PROVIDED MATERIAL:
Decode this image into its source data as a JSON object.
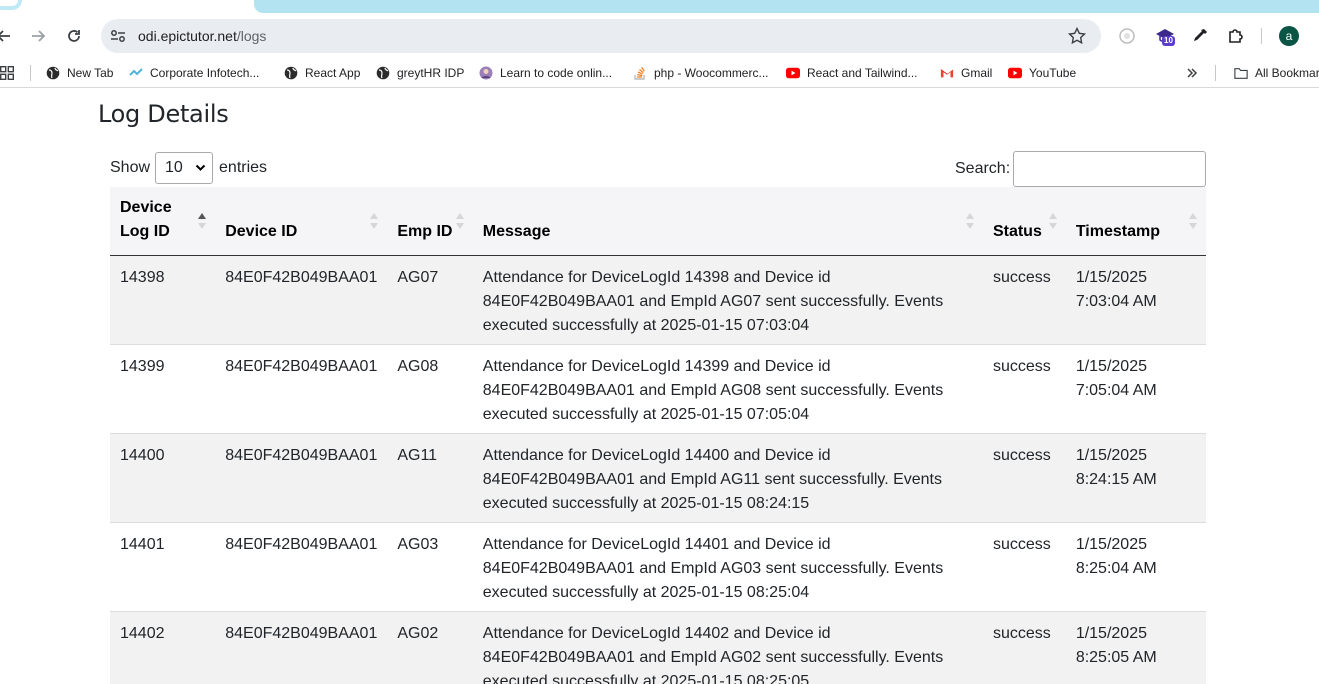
{
  "browser": {
    "url_host": "odi.epictutor.net",
    "url_path": "/logs",
    "extension_badge": "10",
    "profile_initial": "a"
  },
  "bookmarks": [
    {
      "label": "New Tab",
      "icon": "globe-icon"
    },
    {
      "label": "Corporate Infotech...",
      "icon": "corporate-icon"
    },
    {
      "label": "React App",
      "icon": "globe-icon"
    },
    {
      "label": "greytHR IDP",
      "icon": "globe-icon"
    },
    {
      "label": "Learn to code onlin...",
      "icon": "avatar-icon"
    },
    {
      "label": "php - Woocommerc...",
      "icon": "stackoverflow-icon"
    },
    {
      "label": "React and Tailwind...",
      "icon": "youtube-icon"
    },
    {
      "label": "Gmail",
      "icon": "gmail-icon"
    },
    {
      "label": "YouTube",
      "icon": "youtube-icon"
    }
  ],
  "bookmarks_all": "All Bookmar",
  "page": {
    "title": "Log Details",
    "show_label": "Show",
    "entries_label": "entries",
    "page_length": "10",
    "search_label": "Search:",
    "search_value": ""
  },
  "table": {
    "headers": {
      "device_log_id": "Device Log ID",
      "device_id": "Device ID",
      "emp_id": "Emp ID",
      "message": "Message",
      "status": "Status",
      "timestamp": "Timestamp"
    },
    "rows": [
      {
        "device_log_id": "14398",
        "device_id": "84E0F42B049BAA01",
        "emp_id": "AG07",
        "message": "Attendance for DeviceLogId 14398 and Device id 84E0F42B049BAA01 and EmpId AG07 sent successfully. Events executed successfully at 2025-01-15 07:03:04",
        "status": "success",
        "date": "1/15/2025",
        "time": "7:03:04 AM"
      },
      {
        "device_log_id": "14399",
        "device_id": "84E0F42B049BAA01",
        "emp_id": "AG08",
        "message": "Attendance for DeviceLogId 14399 and Device id 84E0F42B049BAA01 and EmpId AG08 sent successfully. Events executed successfully at 2025-01-15 07:05:04",
        "status": "success",
        "date": "1/15/2025",
        "time": "7:05:04 AM"
      },
      {
        "device_log_id": "14400",
        "device_id": "84E0F42B049BAA01",
        "emp_id": "AG11",
        "message": "Attendance for DeviceLogId 14400 and Device id 84E0F42B049BAA01 and EmpId AG11 sent successfully. Events executed successfully at 2025-01-15 08:24:15",
        "status": "success",
        "date": "1/15/2025",
        "time": "8:24:15 AM"
      },
      {
        "device_log_id": "14401",
        "device_id": "84E0F42B049BAA01",
        "emp_id": "AG03",
        "message": "Attendance for DeviceLogId 14401 and Device id 84E0F42B049BAA01 and EmpId AG03 sent successfully. Events executed successfully at 2025-01-15 08:25:04",
        "status": "success",
        "date": "1/15/2025",
        "time": "8:25:04 AM"
      },
      {
        "device_log_id": "14402",
        "device_id": "84E0F42B049BAA01",
        "emp_id": "AG02",
        "message": "Attendance for DeviceLogId 14402 and Device id 84E0F42B049BAA01 and EmpId AG02 sent successfully. Events executed successfully at 2025-01-15 08:25:05",
        "status": "success",
        "date": "1/15/2025",
        "time": "8:25:05 AM"
      }
    ]
  },
  "colors": {
    "row_stripe": "#f2f2f2",
    "header_bg": "#f5f5f7",
    "profile_bg": "#0b5547"
  }
}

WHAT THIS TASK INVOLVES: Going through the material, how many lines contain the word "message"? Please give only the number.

TASK ANSWER: 6